As you drive east from Nairobi, the Kenyan countryside becomes progressively drier. Long grass becomes yellow and eventually disappears. Bare, reddish soil is all you can see in the barren fields.
This is the East African drought, a vast disaster stretching across Kenya, Somalia, Ethiopia and beyond. Two years with scarcely any rain have withered fields and pastures, putting more than 12 million people in need of humanitarian assistance.
In Kaikungu, a rural community of about 6500 people in the Mwingi district, Eastern province, spiky green sisal plants are about the only crop that survives.
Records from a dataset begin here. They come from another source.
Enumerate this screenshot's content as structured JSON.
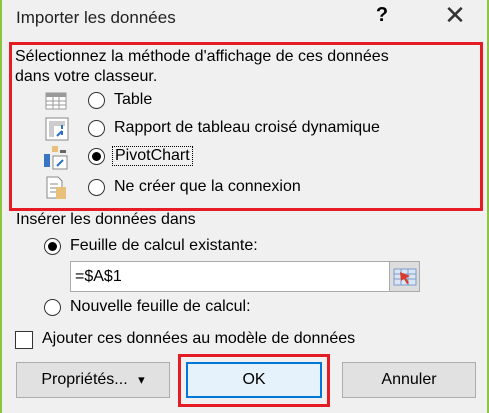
{
  "title": "Importer les données",
  "help_label": "?",
  "close_label": "✕",
  "prompt_line1": "Sélectionnez la méthode d'affichage de ces données",
  "prompt_line2": "dans votre classeur.",
  "view_options": [
    {
      "label": "Table",
      "icon": "table-icon",
      "selected": false
    },
    {
      "label": "Rapport de tableau croisé dynamique",
      "icon": "pivottable-icon",
      "selected": false
    },
    {
      "label": "PivotChart",
      "icon": "pivotchart-icon",
      "selected": true
    },
    {
      "label": "Ne créer que la connexion",
      "icon": "connection-only-icon",
      "selected": false
    }
  ],
  "insert_label": "Insérer les données dans",
  "existing_sheet_label": "Feuille de calcul existante:",
  "existing_sheet_selected": true,
  "cell_ref_value": "=$A$1",
  "new_sheet_label": "Nouvelle feuille de calcul:",
  "add_to_model_label": "Ajouter ces données au modèle de données",
  "add_to_model_checked": false,
  "buttons": {
    "properties": "Propriétés...",
    "properties_arrow": "▾",
    "ok": "OK",
    "cancel": "Annuler"
  },
  "colors": {
    "highlight": "#e51c23",
    "window_border": "#8cc63f"
  }
}
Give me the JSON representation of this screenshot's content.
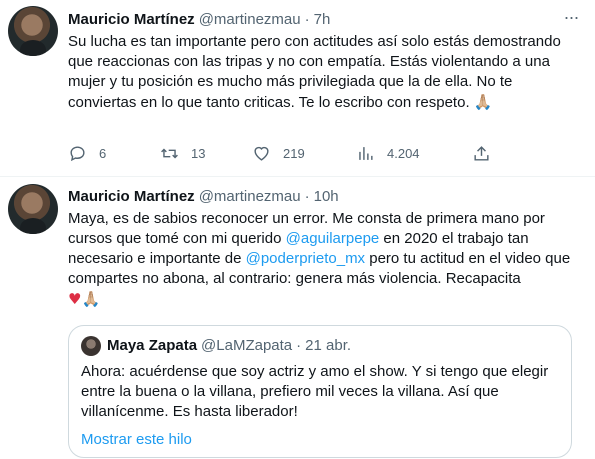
{
  "tweet1": {
    "name": "Mauricio Martínez",
    "handle": "@martinezmau",
    "dot": "·",
    "time": "7h",
    "more_icon": "ellipsis-icon",
    "text": "Su lucha es tan importante pero con actitudes así solo estás demostrando que reaccionas con las tripas y no con empatía. Estás violentando a una mujer y tu posición es mucho más privilegiada que la de ella. No te conviertas en lo que tanto criticas. Te lo escribo con respeto. ",
    "emoji": "🙏🏼",
    "actions": {
      "reply": "6",
      "retweet": "13",
      "like": "219",
      "views": "4.204"
    }
  },
  "tweet2": {
    "name": "Mauricio Martínez",
    "handle": "@martinezmau",
    "dot": "·",
    "time": "10h",
    "text_part1": "Maya, es de sabios reconocer un error. Me consta de primera mano por cursos que tomé con mi querido ",
    "mention1": "@aguilarpepe",
    "text_part2": " en 2020 el trabajo tan necesario e importante de ",
    "mention2": "@poderprieto_mx",
    "text_part3": " pero tu actitud en el video que compartes no abona, al contrario: genera más violencia. Recapacita",
    "emoji_heart": "♥",
    "emoji_hands": "🙏🏼"
  },
  "quote": {
    "name": "Maya Zapata",
    "handle": "@LaMZapata",
    "dot": "·",
    "time": "21 abr.",
    "text": "Ahora: acuérdense que soy actriz y amo el show. Y si tengo que elegir entre la buena o la villana, prefiero mil veces la villana. Así que villanícenme. Es hasta liberador!",
    "show_thread": "Mostrar este hilo"
  }
}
In normal years, farmers grow plenty of peas, corn, beans and sorghum, but the drought has forced the community to seek food aid.
Nevertheless, local farmers are working hard to become self-sufficient. Since 2007, humanitarian workers from ACT members Church World Service and the Anglican Church of Kenya have been helping the community build structures to capture and store water.
These include a borehole well, two concrete tanks filled from a hilltop water catchment and six "sand dams" which hold water in seasonal streambeds under a thick layer of sand.
If not for these water points, life in the community would be far more difficult. Local people walk anywhere from 30 minutes to an hour to fetch water, instead of the grueling, daylong treks people make in other drought-affected communities.
Water has made it possible for some families to grow vegetable gardens and to keep a few livestock long into the drought. Jessica Mutinda, 28, told me that without local water points, her family's four cattle, 10 goats, four sheep and two donkeys would already be dead.
Because of water points, relief workers can report that severe malnutrition is still rare in Kaikungu but the same cannot be said for the rest of Mwingi district.
Recently, 250 local people gathered in Kaikungu to dig silt out of the community's sand dams, restoring their capacity to hold water. To support their work and meet immediate needs, ACT members provided each participant packages of corn, beans, salt and cooking oil. The food will last their families about a week. Weekly distributions are planned for the next five months.
The next rains should come in October, with another six months until crops can be harvested. These seasonal rains cannot come too early for the millions of people in this region who depend on rainwater for subsistence. In Kaikungu, at least, it might not be too late.
The ACT Alliance and Church World Service are supported by One Great Hour of Sharing of the United Church of Christ. Story written by Tom Shenk.